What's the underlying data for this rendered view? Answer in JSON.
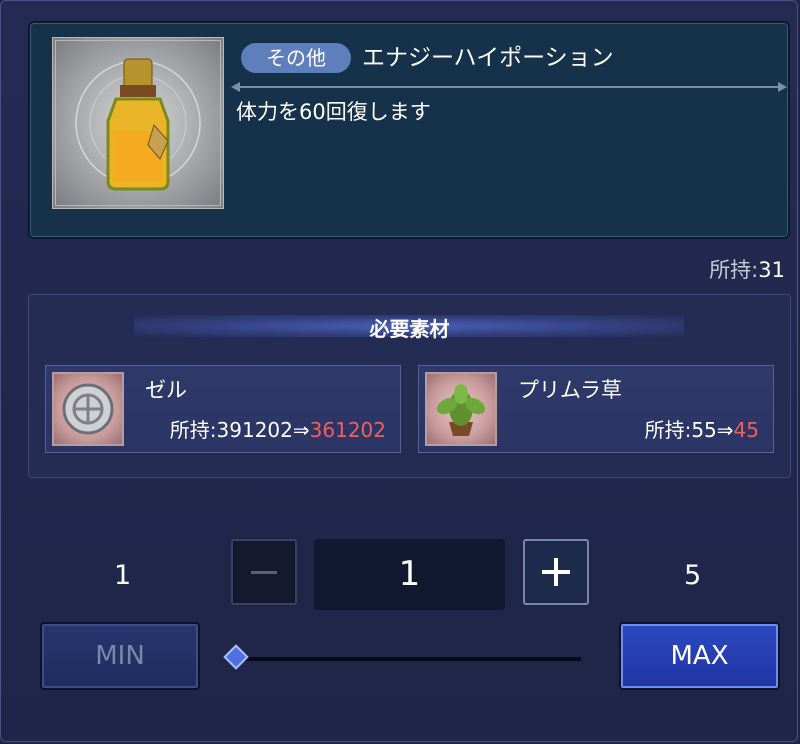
{
  "item": {
    "category": "その他",
    "name": "エナジーハイポーション",
    "description": "体力を60回復します",
    "icon": "potion-bottle-icon"
  },
  "owned": {
    "label": "所持:",
    "value": "31"
  },
  "materials": {
    "title": "必要素材",
    "items": [
      {
        "name": "ゼル",
        "label": "所持:",
        "before": "391202",
        "arrow": "⇒",
        "after": "361202",
        "icon": "zel-coin-icon"
      },
      {
        "name": "プリムラ草",
        "label": "所持:",
        "before": "55",
        "arrow": "⇒",
        "after": "45",
        "icon": "primula-herb-icon"
      }
    ]
  },
  "quantity": {
    "min_value": "1",
    "max_value": "5",
    "current": "1",
    "slider_fraction": 0.0
  },
  "buttons": {
    "min_label": "MIN",
    "max_label": "MAX"
  },
  "colors": {
    "accent": "#f0605e",
    "max_button": "#2d49c0"
  }
}
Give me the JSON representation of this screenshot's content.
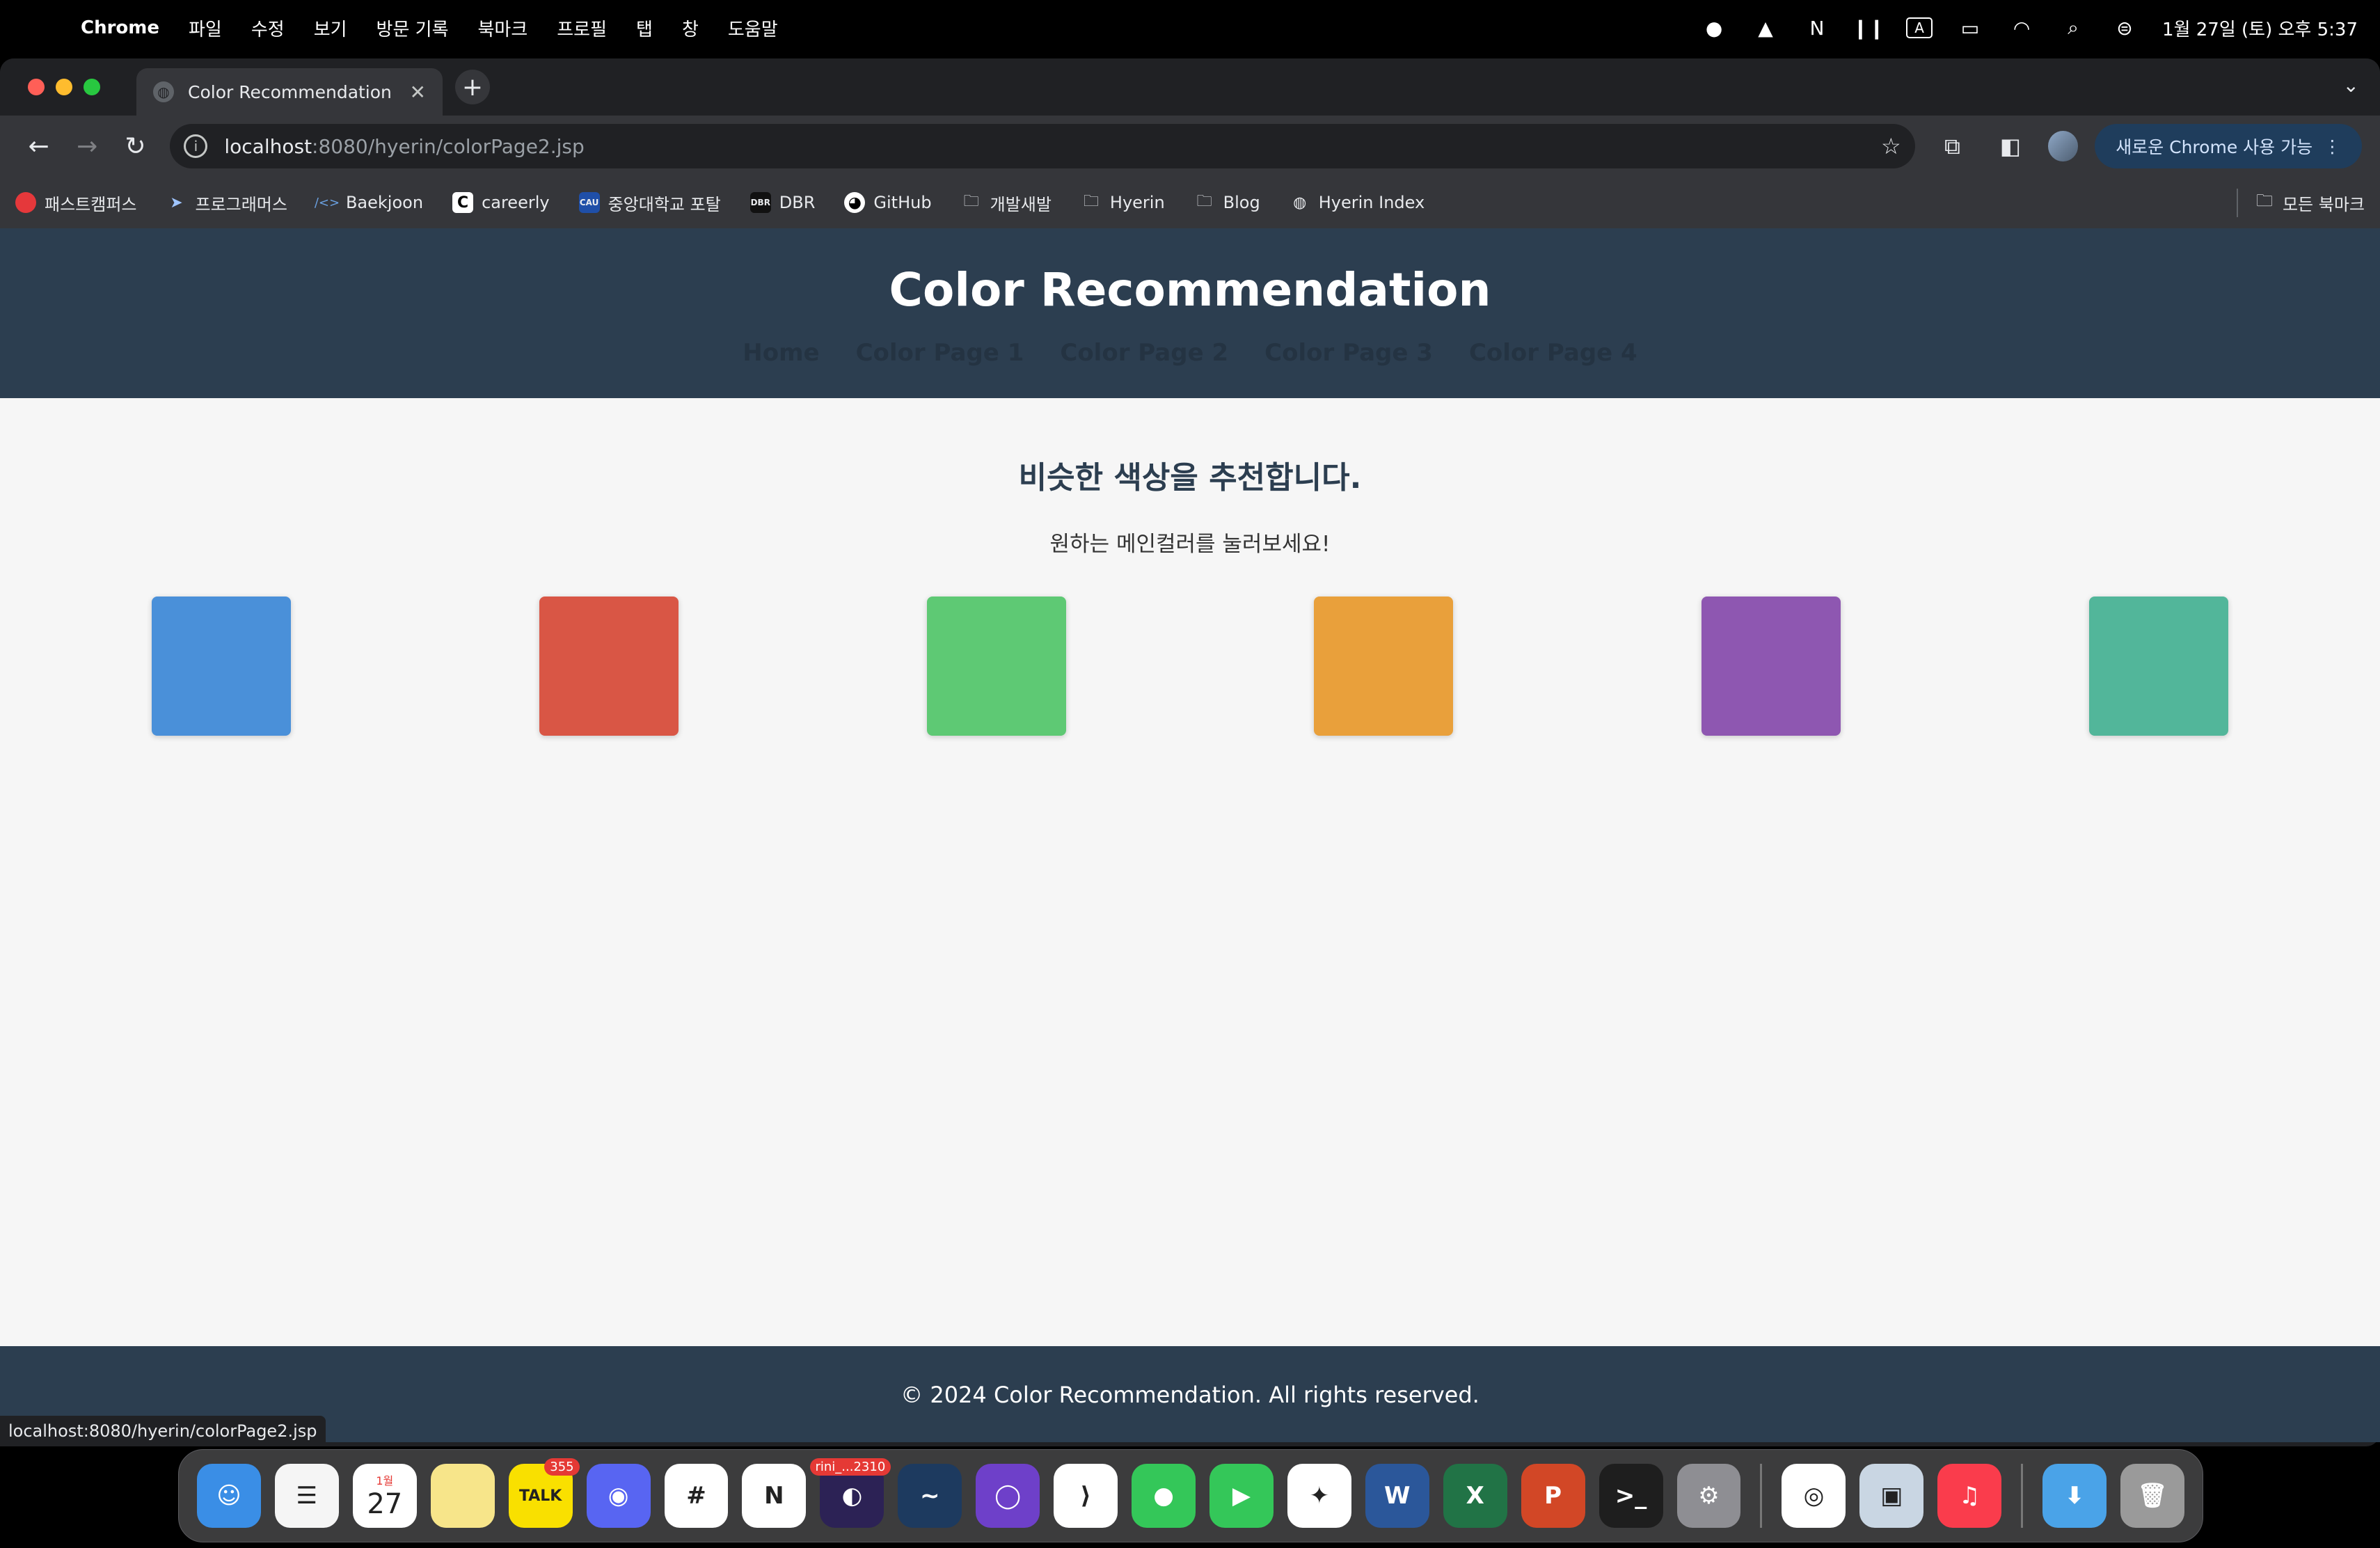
{
  "menubar": {
    "app": "Chrome",
    "items": [
      "파일",
      "수정",
      "보기",
      "방문 기록",
      "북마크",
      "프로필",
      "탭",
      "창",
      "도움말"
    ],
    "clock": "1월 27일 (토) 오후 5:37",
    "tray_icons": [
      "notification-icon",
      "drive-icon",
      "notion-icon",
      "airpods-icon",
      "input-source-icon",
      "battery-icon",
      "wifi-icon",
      "search-icon",
      "control-center-icon"
    ],
    "input_source_label": "A"
  },
  "browser": {
    "tab_title": "Color Recommendation",
    "url_host": "localhost",
    "url_path": ":8080/hyerin/colorPage2.jsp",
    "update_button": "새로운 Chrome 사용 가능",
    "bookmarks": [
      {
        "label": "패스트캠퍼스",
        "icon": "fastcampus-icon",
        "color": "#e5383b"
      },
      {
        "label": "프로그래머스",
        "icon": "programmers-icon",
        "color": "#1f2a44"
      },
      {
        "label": "Baekjoon",
        "icon": "baekjoon-icon",
        "color": "#3d6fa8"
      },
      {
        "label": "careerly",
        "icon": "careerly-icon",
        "color": "#ffffff"
      },
      {
        "label": "중앙대학교 포탈",
        "icon": "cau-icon",
        "color": "#1f4fa8"
      },
      {
        "label": "DBR",
        "icon": "dbr-icon",
        "color": "#222222"
      },
      {
        "label": "GitHub",
        "icon": "github-icon",
        "color": "#ffffff"
      },
      {
        "label": "개발새발",
        "icon": "folder-icon",
        "color": ""
      },
      {
        "label": "Hyerin",
        "icon": "folder-icon",
        "color": ""
      },
      {
        "label": "Blog",
        "icon": "folder-icon",
        "color": ""
      },
      {
        "label": "Hyerin Index",
        "icon": "globe-icon",
        "color": ""
      }
    ],
    "all_bookmarks": "모든 북마크",
    "status_url": "localhost:8080/hyerin/colorPage2.jsp"
  },
  "page": {
    "site_title": "Color Recommendation",
    "nav": [
      "Home",
      "Color Page 1",
      "Color Page 2",
      "Color Page 3",
      "Color Page 4"
    ],
    "heading": "비슷한 색상을 추천합니다.",
    "subheading": "원하는 메인컬러를 눌러보세요!",
    "swatches": [
      "#4a90d9",
      "#d95645",
      "#5ec974",
      "#e9a03b",
      "#8e57b1",
      "#52b69a"
    ],
    "footer": "© 2024 Color Recommendation. All rights reserved."
  },
  "dock": {
    "apps": [
      {
        "name": "finder",
        "bg": "#3a8ee6",
        "glyph": "☺",
        "badge": ""
      },
      {
        "name": "reminders",
        "bg": "#f5f5f5",
        "glyph": "☰",
        "badge": ""
      },
      {
        "name": "calendar",
        "bg": "#ffffff",
        "glyph": "27",
        "badge": "",
        "small_label": "1월"
      },
      {
        "name": "notes",
        "bg": "#f7e58a",
        "glyph": "",
        "badge": ""
      },
      {
        "name": "kakaotalk",
        "bg": "#f9e000",
        "glyph": "TALK",
        "badge": "355"
      },
      {
        "name": "discord",
        "bg": "#5865f2",
        "glyph": "◉",
        "badge": ""
      },
      {
        "name": "slack",
        "bg": "#ffffff",
        "glyph": "#",
        "badge": ""
      },
      {
        "name": "notion",
        "bg": "#ffffff",
        "glyph": "N",
        "badge": ""
      },
      {
        "name": "eclipse",
        "bg": "#2c2255",
        "glyph": "◐",
        "badge": "rini_...2310"
      },
      {
        "name": "mysql-workbench",
        "bg": "#1d3a5f",
        "glyph": "~",
        "badge": ""
      },
      {
        "name": "github-desktop",
        "bg": "#6e40c9",
        "glyph": "◯",
        "badge": ""
      },
      {
        "name": "vscode",
        "bg": "#ffffff",
        "glyph": "⟩",
        "badge": ""
      },
      {
        "name": "messages",
        "bg": "#34c759",
        "glyph": "●",
        "badge": ""
      },
      {
        "name": "facetime",
        "bg": "#34c759",
        "glyph": "▶",
        "badge": ""
      },
      {
        "name": "safari",
        "bg": "#ffffff",
        "glyph": "✦",
        "badge": ""
      },
      {
        "name": "word",
        "bg": "#2b579a",
        "glyph": "W",
        "badge": ""
      },
      {
        "name": "excel",
        "bg": "#217346",
        "glyph": "X",
        "badge": ""
      },
      {
        "name": "powerpoint",
        "bg": "#d24726",
        "glyph": "P",
        "badge": ""
      },
      {
        "name": "terminal",
        "bg": "#1e1e1e",
        "glyph": ">_",
        "badge": ""
      },
      {
        "name": "system-settings",
        "bg": "#8e8e93",
        "glyph": "⚙",
        "badge": ""
      },
      {
        "name": "chrome",
        "bg": "#ffffff",
        "glyph": "◎",
        "badge": ""
      },
      {
        "name": "preview",
        "bg": "#c9d6e3",
        "glyph": "▣",
        "badge": ""
      },
      {
        "name": "music",
        "bg": "#fa3c4c",
        "glyph": "♫",
        "badge": ""
      },
      {
        "name": "downloads",
        "bg": "#4aa3e8",
        "glyph": "⬇",
        "badge": ""
      },
      {
        "name": "trash",
        "bg": "#9a9a9a",
        "glyph": "🗑",
        "badge": ""
      }
    ]
  }
}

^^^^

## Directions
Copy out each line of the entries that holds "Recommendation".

## Reply
    "tab_title": "Color Recommendation",
    "site_title": "Color Recommendation",
    "footer": "© 2024 Color Recommendation. All rights reserved."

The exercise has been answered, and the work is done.